“It's well known that Rape victims are treated badly by the criminal justice system and that Court can be an ordeal. In the case of drug induced injury – its impossible to even get to Court outside of North America. In the US, while it's possible to win some cases, you become aware of the power of the system – how its heavily loaded against people who have legitimate cases.
Within the UK mental health system, it's almost impossible to persuade the system that treatment is producing the problems the person has – even though in an increasing proportion of cases it is. This leaves lots of people wondering whether, to secure their sanity or health, if they should leave the country.”
“ I wasn’t only stripped naked, I was assaulted several times too. I had my face rammed into the floor being suffocated, my head was then rammed into a sharp object. I had handcuffs tightened so tight I felt like shards of sharp glass were cutting into my wrists and when I screamed I was in pain they tightened them even more. I was then eventually given a gown only for that to be ripped off me again, then when I attacked them back they pulled me to the floor and rammed my head with such force into the concrete ground I thought my skull would break.
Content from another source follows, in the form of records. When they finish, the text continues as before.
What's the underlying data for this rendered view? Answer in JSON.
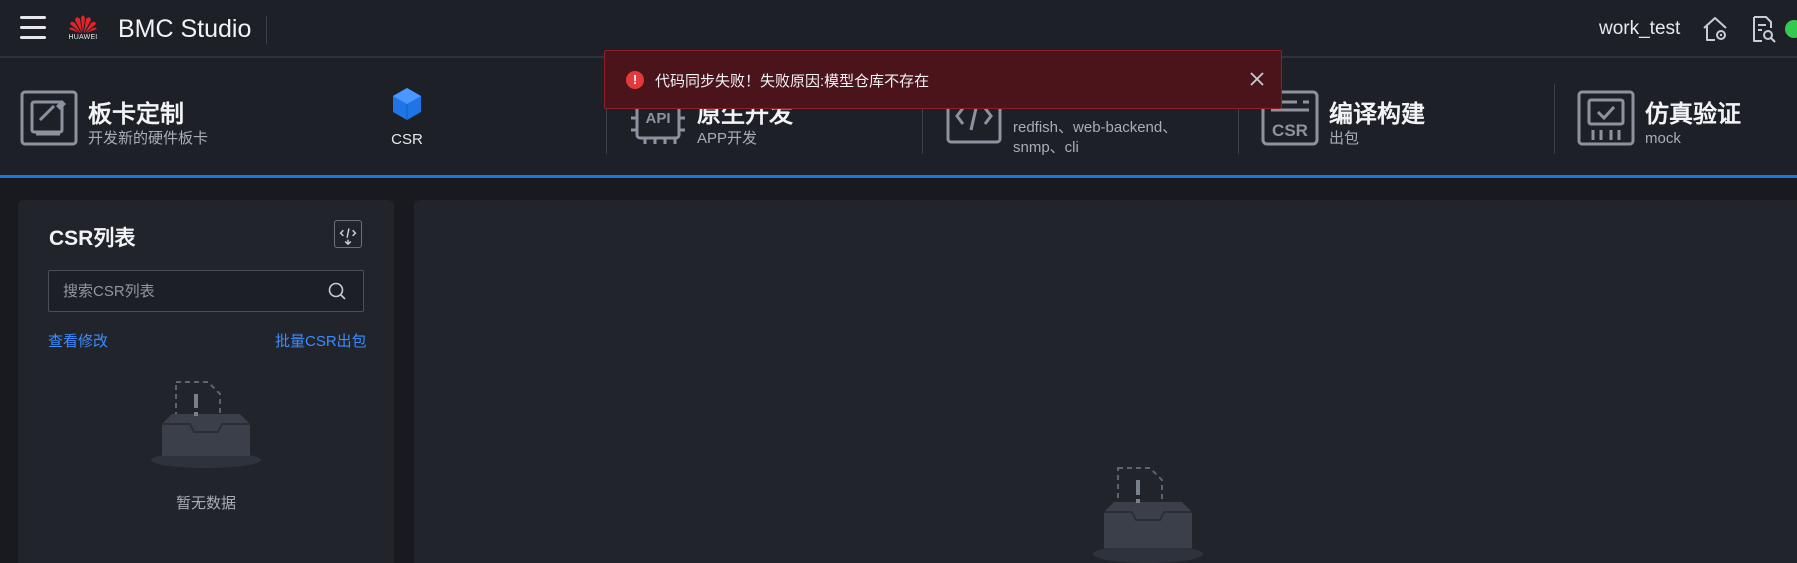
{
  "header": {
    "logo_text": "HUAWEI",
    "app_title": "BMC Studio",
    "project_name": "work_test",
    "status_color": "#37c94f",
    "icons": [
      "menu-icon",
      "home-settings-icon",
      "document-search-icon"
    ]
  },
  "stages": [
    {
      "name": "板卡定制",
      "desc": "开发新的硬件板卡",
      "icon": "board-icon"
    },
    {
      "name": "原生开发",
      "desc": "APP开发",
      "icon": "api-chip-icon"
    },
    {
      "name": "",
      "desc_lines": [
        "redfish、web-backend、",
        "snmp、cli"
      ],
      "icon": "interface-code-icon"
    },
    {
      "name": "编译构建",
      "desc": "出包",
      "icon": "csr-build-icon"
    },
    {
      "name": "仿真验证",
      "desc": "mock",
      "icon": "simulation-monitor-icon"
    }
  ],
  "csr_subtab": {
    "label": "CSR",
    "accent": "#1f74e6"
  },
  "toast": {
    "message": "代码同步失败！失败原因:模型仓库不存在",
    "type": "error",
    "color": "#e23a3a"
  },
  "csr_panel": {
    "title": "CSR列表",
    "search_placeholder": "搜索CSR列表",
    "view_changes_link": "查看修改",
    "batch_package_link": "批量CSR出包",
    "empty_text": "暂无数据"
  },
  "colors": {
    "accent": "#1f74e6",
    "link": "#3b8cff",
    "background": "#181a1f",
    "panel": "#21242b"
  }
}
What was my crime – like others, SSRI induced alcoholism and all the problems of job loss and loss of friends and family that can go with that.
When I came out of the cell I wanted to get a machine gun go back and take everyone of them out, I also felt like ramming my car into the central barrier of the motorway the following day. I have never felt so violated, hurt and angry in all my life.
I imagine this is how a rape victim must feel also? I am therefore very concerned not to minimize what happens to them – the last thing I would want is to make a victim feel their suffering was less than something else. But while those of us who have not been raped can imagine how awful it is, it seems those who have not been violated by drugs don’t seem able to imagine what we have been through.”
Pharmaceutical rape is not a metaphor. It is not a game. It is a name for the devastation that has happened to, and is happening to, real people.
We are not saying pharmaceutical rape is synonymous with sexual assault. The word has not been divorced from a real life act in order to meet some rhetorical goal. We are saying pharmaceutical rape is a real event, a type of rape.
We are not redefining rape. We are naming our devastation—experiences of extreme violation that absolutely fit a description of rape.
The naming of these experiences “pharmaceutial rape,” while mirroring language that was written to expose the reality of a rape culture, actually serves to support and validate all rape victims in a time when many vehemently deny any rape culture even exists.